TRY IT | Every line of the listing below is to be duplicated exactly, with the pictures left out.

GIVEN DATA |
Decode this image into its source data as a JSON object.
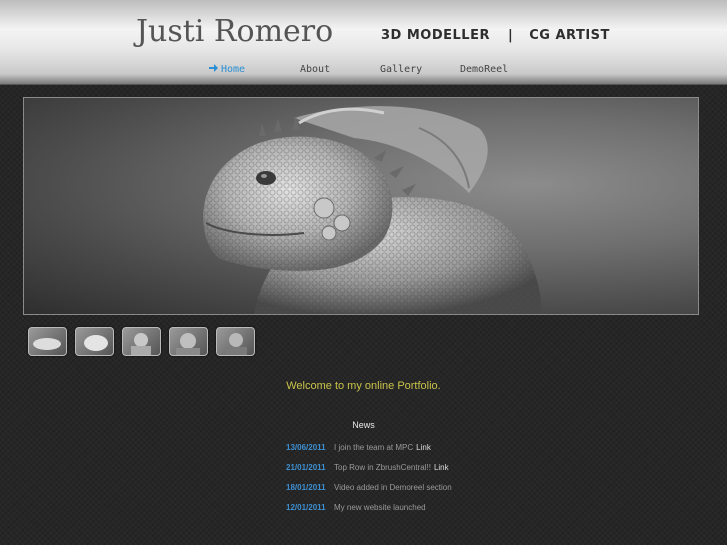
{
  "header": {
    "title": "Justi Romero",
    "tagline_left": "3D MODELLER",
    "tagline_sep": "|",
    "tagline_right": "CG ARTIST"
  },
  "nav": {
    "items": [
      {
        "label": "Home",
        "active": true,
        "icon": "arrow-right-icon"
      },
      {
        "label": "About"
      },
      {
        "label": "Gallery"
      },
      {
        "label": "DemoReel"
      }
    ],
    "active_color": "#2a8fd4"
  },
  "gallery": {
    "thumb_count": 5
  },
  "welcome": "Welcome to my online Portfolio.",
  "news": {
    "heading": "News",
    "items": [
      {
        "date": "13/06/2011",
        "text": "I join the team at MPC",
        "link": "Link"
      },
      {
        "date": "21/01/2011",
        "text": "Top Row in ZbrushCentral!!",
        "link": "Link"
      },
      {
        "date": "18/01/2011",
        "text": "Video added in Demoreel section",
        "link": ""
      },
      {
        "date": "12/01/2011",
        "text": "My new website launched",
        "link": ""
      }
    ]
  }
}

EXERCISE SOLUTION |
Decode this image into its source data as a JSON object.
{
  "header": {
    "title": "Justi Romero",
    "tagline_left": "3D MODELLER",
    "tagline_sep": "|",
    "tagline_right": "CG ARTIST"
  },
  "nav": {
    "items": [
      {
        "label": "Home",
        "active": true,
        "icon": "arrow-right-icon"
      },
      {
        "label": "About"
      },
      {
        "label": "Gallery"
      },
      {
        "label": "DemoReel"
      }
    ],
    "active_color": "#2a8fd4"
  },
  "gallery": {
    "thumb_count": 5
  },
  "welcome": "Welcome to my online Portfolio.",
  "news": {
    "heading": "News",
    "items": [
      {
        "date": "13/06/2011",
        "text": "I join the team at MPC",
        "link": "Link"
      },
      {
        "date": "21/01/2011",
        "text": "Top Row in ZbrushCentral!!",
        "link": "Link"
      },
      {
        "date": "18/01/2011",
        "text": "Video added in Demoreel section",
        "link": ""
      },
      {
        "date": "12/01/2011",
        "text": "My new website launched",
        "link": ""
      }
    ]
  }
}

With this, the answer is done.